Brandon Medders, who is currently on the disabled list, has been a train wreck, as evidenced by his 7.20 ERA and 2.13 WHIP in 14 appearances (granted, his 5.83 FIP suggests that he isn't as bad as his ERA says, but nonetheless, a 5.83 FIP isn't necessarily a sterling number either).
Fireballer Dan Runzler, who burst on the scene in September last year hasn't been much better. While Runzler's strikeout numbers continue to impress (20 strikeouts in 18 IP), his 1.54 BB/K ratio and 83.7 percent contact rate suggests that Runzler may have some command issues that he may need to sort out. Much like Medders, Runzler's FIP (3.77) suggests that he's better than his ERA (5.00), and he does induce a lot of groundballs (1.75 GB/FB ratio). However, considering Runzler is a two pitch pitcher (he throws his fastball 73.8 percent of the time and his slider 25.5 percent of the time) and his velocity has dropped (the average velocity on his fastball has dropped from 94.7 MPH in 2009 to 93.6 MPH this year), Runzler may be regulated to middle relief or mop up duty in the Giants bullpen and may see some time in Fresno to boot.
So, with Medders and Runzler struggling, Sergio Romo going through his usual fits of inconsistency (Romo has a solid BB/K ratio at 3.80 and WHIP at 0.89, but his FIP is unusually high at 4.04 as his HR/FB ratio at 9.4 percent), and with Jeremey Affeldt struggling with his control (5.19 BB/9; 1.40 BB/K ratio), is there anybody in the Giants bullpen of worth other than Mota and Wilson?
There are two candidates who could spark the Giants bullpen:
Denny Bautista and Santiago Casilla.
Now, Bautista and Casilla aren't exactly young and they don't necessarily have track records of success.
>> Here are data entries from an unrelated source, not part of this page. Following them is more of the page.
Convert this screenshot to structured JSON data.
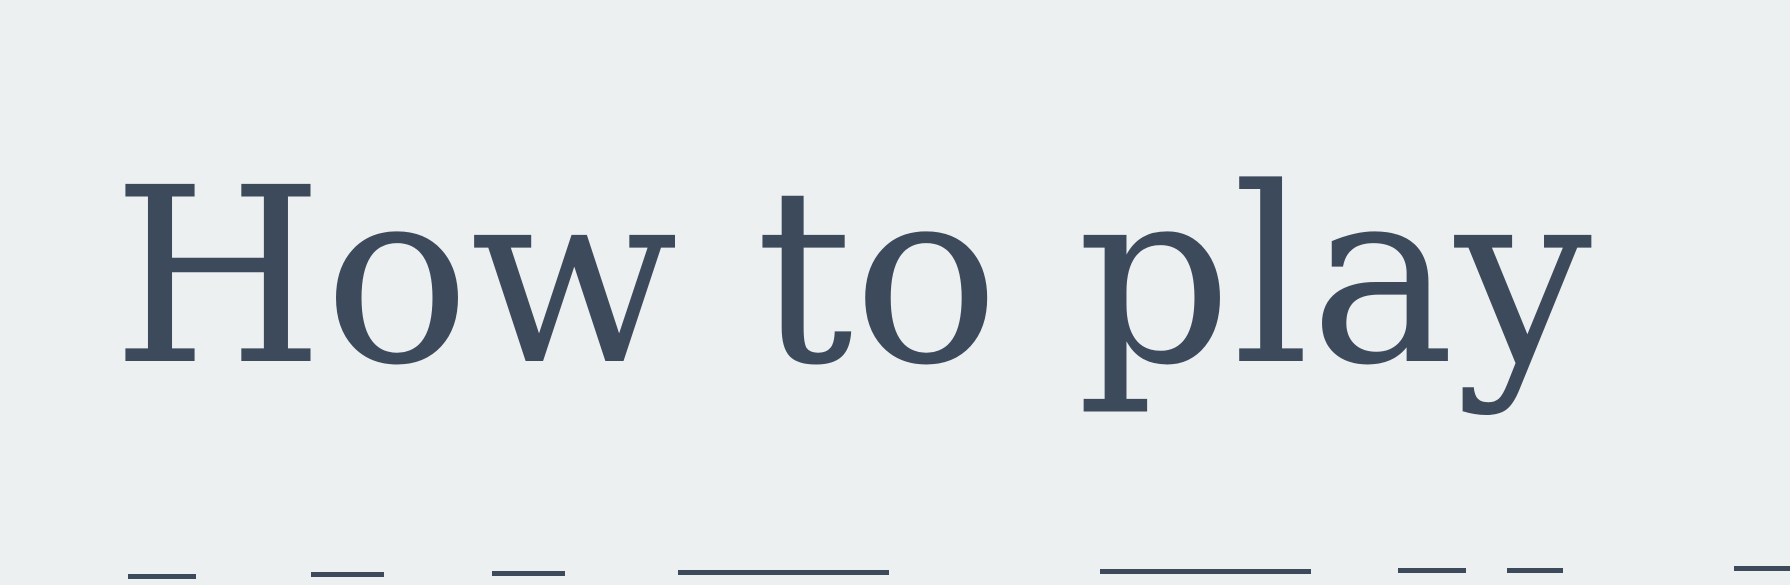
{
  "title": "How to play",
  "colors": {
    "background": "#ecf0f1",
    "text": "#3d4a5c"
  }
}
Both Bautista and Casilla are turning 30 this season and both relievers struggled mightily with their respective teams (Bautista the Pirates; Casilla the A's) last season.
However, Bautista and Casilla throw serious heat and can strike guys out. This year, Bautista is averaging 95.3 MPH on his fastball. Casilla has been even better, averaging 96.7 MPH on his fastball.
If you don't believe me on Casilla, check out his velocity charts from today's game.
That is some serious gas, and can explain why Casilla has six strikeouts in 2.2 IP in 2010.
Bautista has been solid as well in terms of striking guys out. In 7.1 IP, Bautista has 11 strikeouts. Furthermore, he is sporting a contact rate of 74 percent and a swinging strike percentage of 10.3 percent (the league average swinging strike percentage is 8.3 percent).
That being said, it is not as if Bautista and Casilla are perfect. Both have issues with their control. Bautista has a career 5.12 BB/9 and 1.31 BB/K ratio, which isn't exactly comforting. Casilla also has suffered with the same problems, as evidenced by his career 4.49 BB/9 and 1.77 BB/K ratio.
Bautista has suffered in terms of finding the strike zone at times in 2010. This year, Bautista has walked eight batters in 7.1 IP and spots a WHIP of 1.91. Casilla has been solid with only one walk and a WHIP of 0.36. Despite these sterling numbers, Giants fans have to take it with a grain of salt, mainly because it is such a small sample (case in point, his WHIP was 1.78 last year and his BB/K ratio was 1.40 with the Oakland A's).
Are Bautista and Casilla saviors to this Giants bullpen? Probably not. However, both guys throw serious heat and can strike guys out, which is what you want from relievers in your bullpen. With Affeldt's health and effectiveness in question, and Medders' 2009 looking like a fluke, both Bautista and Casilla will be greatly needed to have breakout seasons in 2010.
At this point, I think it's totally possible for both Dominican-born pitchers.